**ABOUT THIS EXERCISE:**
Among the entries below, find every line that contains the string "author", then copy it.

**THE INPUT:**
********************

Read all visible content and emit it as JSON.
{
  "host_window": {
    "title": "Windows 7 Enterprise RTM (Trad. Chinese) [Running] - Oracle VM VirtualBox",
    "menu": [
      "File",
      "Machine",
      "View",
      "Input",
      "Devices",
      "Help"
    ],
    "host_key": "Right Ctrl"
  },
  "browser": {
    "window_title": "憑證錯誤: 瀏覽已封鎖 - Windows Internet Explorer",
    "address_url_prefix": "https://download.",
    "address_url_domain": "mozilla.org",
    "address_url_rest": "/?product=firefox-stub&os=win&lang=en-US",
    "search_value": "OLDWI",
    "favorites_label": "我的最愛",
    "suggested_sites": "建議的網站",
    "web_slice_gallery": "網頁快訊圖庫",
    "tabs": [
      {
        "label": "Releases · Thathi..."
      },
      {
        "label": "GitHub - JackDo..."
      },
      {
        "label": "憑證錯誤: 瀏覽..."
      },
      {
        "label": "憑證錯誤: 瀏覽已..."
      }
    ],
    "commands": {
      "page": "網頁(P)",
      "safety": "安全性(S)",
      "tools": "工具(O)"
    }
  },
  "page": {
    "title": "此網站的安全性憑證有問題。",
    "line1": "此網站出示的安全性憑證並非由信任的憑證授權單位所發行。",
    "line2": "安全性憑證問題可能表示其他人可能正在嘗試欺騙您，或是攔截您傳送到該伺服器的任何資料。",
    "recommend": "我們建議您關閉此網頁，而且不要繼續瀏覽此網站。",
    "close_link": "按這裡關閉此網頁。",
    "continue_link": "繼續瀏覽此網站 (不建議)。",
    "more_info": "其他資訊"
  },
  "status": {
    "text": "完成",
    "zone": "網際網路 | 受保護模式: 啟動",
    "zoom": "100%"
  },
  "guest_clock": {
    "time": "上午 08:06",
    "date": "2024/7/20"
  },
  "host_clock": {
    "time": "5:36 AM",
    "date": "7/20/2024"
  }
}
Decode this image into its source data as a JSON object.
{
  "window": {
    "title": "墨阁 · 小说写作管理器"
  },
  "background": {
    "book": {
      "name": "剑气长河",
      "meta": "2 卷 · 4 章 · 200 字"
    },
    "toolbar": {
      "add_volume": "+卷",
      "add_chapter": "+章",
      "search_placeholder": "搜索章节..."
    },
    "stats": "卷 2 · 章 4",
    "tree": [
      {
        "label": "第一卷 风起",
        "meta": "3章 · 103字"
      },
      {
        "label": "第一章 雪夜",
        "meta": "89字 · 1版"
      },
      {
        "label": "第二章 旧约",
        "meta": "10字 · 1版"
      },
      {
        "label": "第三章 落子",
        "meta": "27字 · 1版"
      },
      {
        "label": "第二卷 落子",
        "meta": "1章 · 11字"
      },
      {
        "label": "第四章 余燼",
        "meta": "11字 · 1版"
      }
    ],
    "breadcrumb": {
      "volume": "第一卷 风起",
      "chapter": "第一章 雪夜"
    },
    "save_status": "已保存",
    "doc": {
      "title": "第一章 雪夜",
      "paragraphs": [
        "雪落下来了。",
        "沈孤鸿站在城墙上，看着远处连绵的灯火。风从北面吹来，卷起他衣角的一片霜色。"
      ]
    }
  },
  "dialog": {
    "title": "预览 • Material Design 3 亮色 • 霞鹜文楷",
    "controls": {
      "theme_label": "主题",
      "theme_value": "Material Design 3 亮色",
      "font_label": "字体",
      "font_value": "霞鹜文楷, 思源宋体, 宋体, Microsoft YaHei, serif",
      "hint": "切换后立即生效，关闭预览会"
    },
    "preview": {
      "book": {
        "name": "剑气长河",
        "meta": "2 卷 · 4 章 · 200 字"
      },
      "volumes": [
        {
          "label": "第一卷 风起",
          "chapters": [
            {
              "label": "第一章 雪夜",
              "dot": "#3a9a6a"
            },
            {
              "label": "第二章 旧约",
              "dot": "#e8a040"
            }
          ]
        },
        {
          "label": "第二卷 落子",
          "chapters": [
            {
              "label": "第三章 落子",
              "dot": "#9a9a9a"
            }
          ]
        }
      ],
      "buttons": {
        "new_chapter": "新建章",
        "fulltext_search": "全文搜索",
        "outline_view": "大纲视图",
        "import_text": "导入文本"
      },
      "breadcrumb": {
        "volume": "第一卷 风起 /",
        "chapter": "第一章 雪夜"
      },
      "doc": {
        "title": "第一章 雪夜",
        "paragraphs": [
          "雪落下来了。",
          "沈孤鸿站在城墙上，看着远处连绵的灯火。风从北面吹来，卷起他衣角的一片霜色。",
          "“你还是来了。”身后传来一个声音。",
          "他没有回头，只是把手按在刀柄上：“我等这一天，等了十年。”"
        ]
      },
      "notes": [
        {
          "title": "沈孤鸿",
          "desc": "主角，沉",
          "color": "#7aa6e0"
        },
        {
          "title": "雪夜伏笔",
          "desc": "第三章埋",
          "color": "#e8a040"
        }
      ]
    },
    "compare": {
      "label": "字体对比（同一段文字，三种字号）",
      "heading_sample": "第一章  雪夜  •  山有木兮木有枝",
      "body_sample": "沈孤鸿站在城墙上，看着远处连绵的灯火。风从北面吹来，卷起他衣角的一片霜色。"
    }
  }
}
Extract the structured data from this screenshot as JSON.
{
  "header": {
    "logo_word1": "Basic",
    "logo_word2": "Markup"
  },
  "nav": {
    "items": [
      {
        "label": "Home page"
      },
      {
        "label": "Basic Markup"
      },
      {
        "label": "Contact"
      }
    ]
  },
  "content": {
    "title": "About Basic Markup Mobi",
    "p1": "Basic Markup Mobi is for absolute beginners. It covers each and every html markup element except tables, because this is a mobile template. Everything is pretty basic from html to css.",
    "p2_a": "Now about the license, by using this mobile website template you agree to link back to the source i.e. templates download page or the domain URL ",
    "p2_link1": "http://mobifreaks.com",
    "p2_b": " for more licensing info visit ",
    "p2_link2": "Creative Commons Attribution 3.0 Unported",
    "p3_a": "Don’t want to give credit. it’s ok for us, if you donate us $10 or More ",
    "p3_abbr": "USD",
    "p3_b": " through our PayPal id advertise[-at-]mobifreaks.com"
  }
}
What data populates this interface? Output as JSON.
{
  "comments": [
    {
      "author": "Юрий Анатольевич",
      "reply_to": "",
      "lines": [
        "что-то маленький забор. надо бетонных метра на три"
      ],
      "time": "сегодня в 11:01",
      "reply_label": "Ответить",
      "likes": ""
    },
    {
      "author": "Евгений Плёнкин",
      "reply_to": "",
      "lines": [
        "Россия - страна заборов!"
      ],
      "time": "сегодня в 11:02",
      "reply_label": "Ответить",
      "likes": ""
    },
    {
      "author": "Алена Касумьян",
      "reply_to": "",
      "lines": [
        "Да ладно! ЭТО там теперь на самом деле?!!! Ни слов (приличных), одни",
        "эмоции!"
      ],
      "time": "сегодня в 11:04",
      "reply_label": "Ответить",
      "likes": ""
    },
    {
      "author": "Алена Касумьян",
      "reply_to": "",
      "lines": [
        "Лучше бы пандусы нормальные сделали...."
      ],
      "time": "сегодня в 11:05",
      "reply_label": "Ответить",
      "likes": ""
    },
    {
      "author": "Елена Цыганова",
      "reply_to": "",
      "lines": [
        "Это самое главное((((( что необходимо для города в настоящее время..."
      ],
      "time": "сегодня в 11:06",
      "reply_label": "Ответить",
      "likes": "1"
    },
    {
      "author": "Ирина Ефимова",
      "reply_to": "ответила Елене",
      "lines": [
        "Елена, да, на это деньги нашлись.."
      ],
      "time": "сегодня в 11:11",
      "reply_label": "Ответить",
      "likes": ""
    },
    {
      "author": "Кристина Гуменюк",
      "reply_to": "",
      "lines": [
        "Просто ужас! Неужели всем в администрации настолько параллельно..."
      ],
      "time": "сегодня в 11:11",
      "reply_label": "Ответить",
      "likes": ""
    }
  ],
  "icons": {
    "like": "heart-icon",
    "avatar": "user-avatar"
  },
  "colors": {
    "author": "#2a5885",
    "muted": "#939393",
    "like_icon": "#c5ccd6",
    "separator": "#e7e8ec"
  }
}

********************

**PROBLEM SOLUTION:**
      "author": "Юрий Анатольевич",
      "author": "Евгений Плёнкин",
      "author": "Алена Касумьян",
      "author": "Алена Касумьян",
      "author": "Елена Цыганова",
      "author": "Ирина Ефимова",
      "author": "Кристина Гуменюк",
    "author": "#2a5885",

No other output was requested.